    • Insignificant improvement in posturography
  • May improve gaze stability2
    • Preliminary study of two individuals

1. Rine et al 2004. 2. Braswell and Rine 2006.

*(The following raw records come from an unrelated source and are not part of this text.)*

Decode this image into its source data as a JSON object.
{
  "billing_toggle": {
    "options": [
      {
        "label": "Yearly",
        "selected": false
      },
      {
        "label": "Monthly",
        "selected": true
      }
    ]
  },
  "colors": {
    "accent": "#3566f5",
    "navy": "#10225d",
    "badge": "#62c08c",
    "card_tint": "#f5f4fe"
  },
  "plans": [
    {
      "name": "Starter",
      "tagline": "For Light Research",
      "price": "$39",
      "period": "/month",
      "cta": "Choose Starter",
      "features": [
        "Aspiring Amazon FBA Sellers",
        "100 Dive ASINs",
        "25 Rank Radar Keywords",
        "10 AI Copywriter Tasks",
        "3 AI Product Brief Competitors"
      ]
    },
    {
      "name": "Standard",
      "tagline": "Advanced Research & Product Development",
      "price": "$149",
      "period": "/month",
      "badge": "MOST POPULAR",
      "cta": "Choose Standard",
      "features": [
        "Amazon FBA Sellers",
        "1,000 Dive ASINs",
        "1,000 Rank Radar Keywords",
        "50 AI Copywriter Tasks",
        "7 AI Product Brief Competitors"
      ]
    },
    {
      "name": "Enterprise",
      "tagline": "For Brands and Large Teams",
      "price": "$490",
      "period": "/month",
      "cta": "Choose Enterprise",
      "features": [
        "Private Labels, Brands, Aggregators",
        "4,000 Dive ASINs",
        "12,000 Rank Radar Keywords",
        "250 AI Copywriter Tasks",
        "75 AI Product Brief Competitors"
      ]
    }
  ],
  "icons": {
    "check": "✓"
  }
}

treatment challenges
Treatment challenges
  • Lack of data
    • Especially true for infants and toddlers
  • Different causes of balance problems
cautions with poor vestibular function
Cautions with poor vestibular function
  • Where visual and proprioceptive information is unreliable
    • Eg, swimming in the dark
  • Problems with depth perception
  • Tunnel vision can cause problems
    • Worse in unfamiliar places
implications for future research
Implications for future research
  • Vestibular hypofunction in infancy and early childhood poorly understood
  • Need for research on both function and treatment
implications for families
Implications for families
  • Share vestibular information with parents
  • Encourage physical activity
  • Continue to screen older children
    • Balance
    • Retinitis pigmentosa
helpful resources
Helpful resources
  • What’s going on in there: How the brain and mind develop in the first five years of life. Lise Eliot, PhD. 1999
  • The out of sync child has fun. Carol Stock Kranowitz & TJ Wylie. 2003.
  • Vestibular disorders organization www.vestibular.org
  • www.boystownhospital.org
slide54

Genevieve DelRosariogdelrosario@kumc.eduDepartment of PediatricsUniversity of Kansas Medical Center3901 Rainbow BlvdKansas City, KS 66160(913) 588-5908

slide55
Angeli S. Value of vestibular testing in young children with sensorineural hearing loss. Arch Otolaryngol Head Neck Surg. 2003;129:478-482.
  • Braswell J, Rine RM. Evidence that vestibular hypofunction affects reading acuity in children. Int J Pediatr Otorhinolaryngol. 2006 Nov; 70(11): 1957-1965.
  • Braswell, J, Rine RM. Preliminary evidence of improved gaze stability following exercise in two children with vestibular hypofunction. Int J Pediatr Otorhinolaryngol. 2006 Nov;70(11):1967-73. Epub 2006 Oct 4
  • www.chargesyndrome.org
  • www.dizziness-and-balance.com
  • Eliot, L. What’s going on in there: How the brain and mind develop in the first five years of life. Bantam Books, 1999.
  • Rine RM, Braswell J, Fisher D, Joyce K, Kalar K, Shaffer M. Improvement of motor development and postural control following intervention in children with sensorineural hearing loss and vestibular impairment. Int J Pediatr Otorhinolaryngol. 2004 Sep;68(9):1141-8.
  • Rine RM, Cornwall G, Gan K, LoCascio C, OHare T, Robinson E, Rice M. Evidence of progressive delay of motor development in children with sensorineural hearing loss and concurrent vestibular dysfunction. Perceptual and Motor Skills. 90(3 Pt 2): 11-1-12, 2000 June.
  • www.sense.org
  • Siegel JC, Marchetti M, Tecklin JS. Age-related balance changes in hearing-impaired children. Phys Ther. 1991 Mar;71(3):183-9
  • Suarez H, Angeli S, Suarez A, Rosales B, Carrera X, Alonso R. Balance sensory ogranization in children with profound hearing loss and cochlear implants. Int J Pediatr Otorhinolaryngol. 2007 Feb 1; [Epub ahead of print]
  • www.vestibular.org
  • Vibert D, Hausler R, Kompis M, Visher M. Vestibular function in patients with cochlear implantation. Acta Otolaryngol Suppl. 2001; 545: 29-34.